Task to complete
What the task requires is each entry, restated exactly.

Input
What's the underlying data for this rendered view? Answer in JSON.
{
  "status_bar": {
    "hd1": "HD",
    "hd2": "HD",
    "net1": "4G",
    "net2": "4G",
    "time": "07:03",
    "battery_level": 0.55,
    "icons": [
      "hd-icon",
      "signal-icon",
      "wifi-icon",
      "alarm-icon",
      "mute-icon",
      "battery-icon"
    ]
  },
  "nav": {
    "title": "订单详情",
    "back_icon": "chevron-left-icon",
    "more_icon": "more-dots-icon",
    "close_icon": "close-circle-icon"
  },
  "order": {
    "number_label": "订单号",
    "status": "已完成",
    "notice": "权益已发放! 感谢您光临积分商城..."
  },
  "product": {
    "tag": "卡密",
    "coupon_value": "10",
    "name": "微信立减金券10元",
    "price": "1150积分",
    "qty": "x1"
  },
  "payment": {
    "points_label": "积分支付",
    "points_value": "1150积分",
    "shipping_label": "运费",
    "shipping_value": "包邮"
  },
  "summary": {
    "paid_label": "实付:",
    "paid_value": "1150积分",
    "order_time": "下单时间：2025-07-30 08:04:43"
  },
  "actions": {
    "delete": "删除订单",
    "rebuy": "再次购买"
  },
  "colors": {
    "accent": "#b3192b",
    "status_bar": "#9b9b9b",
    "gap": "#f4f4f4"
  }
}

Response for this exercise
What's the underlying data for this rendered view? Answer in JSON.
{
  "status_bar": {
    "hd1": "HD",
    "hd2": "HD",
    "net1": "4G",
    "net2": "4G",
    "time": "07:03",
    "battery_level": 0.55,
    "icons": [
      "hd-icon",
      "signal-icon",
      "wifi-icon",
      "alarm-icon",
      "mute-icon",
      "battery-icon"
    ]
  },
  "nav": {
    "title": "订单详情",
    "back_icon": "chevron-left-icon",
    "more_icon": "more-dots-icon",
    "close_icon": "close-circle-icon"
  },
  "order": {
    "number_label": "订单号",
    "status": "已完成",
    "notice": "权益已发放! 感谢您光临积分商城..."
  },
  "product": {
    "tag": "卡密",
    "coupon_value": "10",
    "name": "微信立减金券10元",
    "price": "1150积分",
    "qty": "x1"
  },
  "payment": {
    "points_label": "积分支付",
    "points_value": "1150积分",
    "shipping_label": "运费",
    "shipping_value": "包邮"
  },
  "summary": {
    "paid_label": "实付:",
    "paid_value": "1150积分",
    "order_time": "下单时间：2025-07-30 08:04:43"
  },
  "actions": {
    "delete": "删除订单",
    "rebuy": "再次购买"
  },
  "colors": {
    "accent": "#b3192b",
    "status_bar": "#9b9b9b",
    "gap": "#f4f4f4"
  }
}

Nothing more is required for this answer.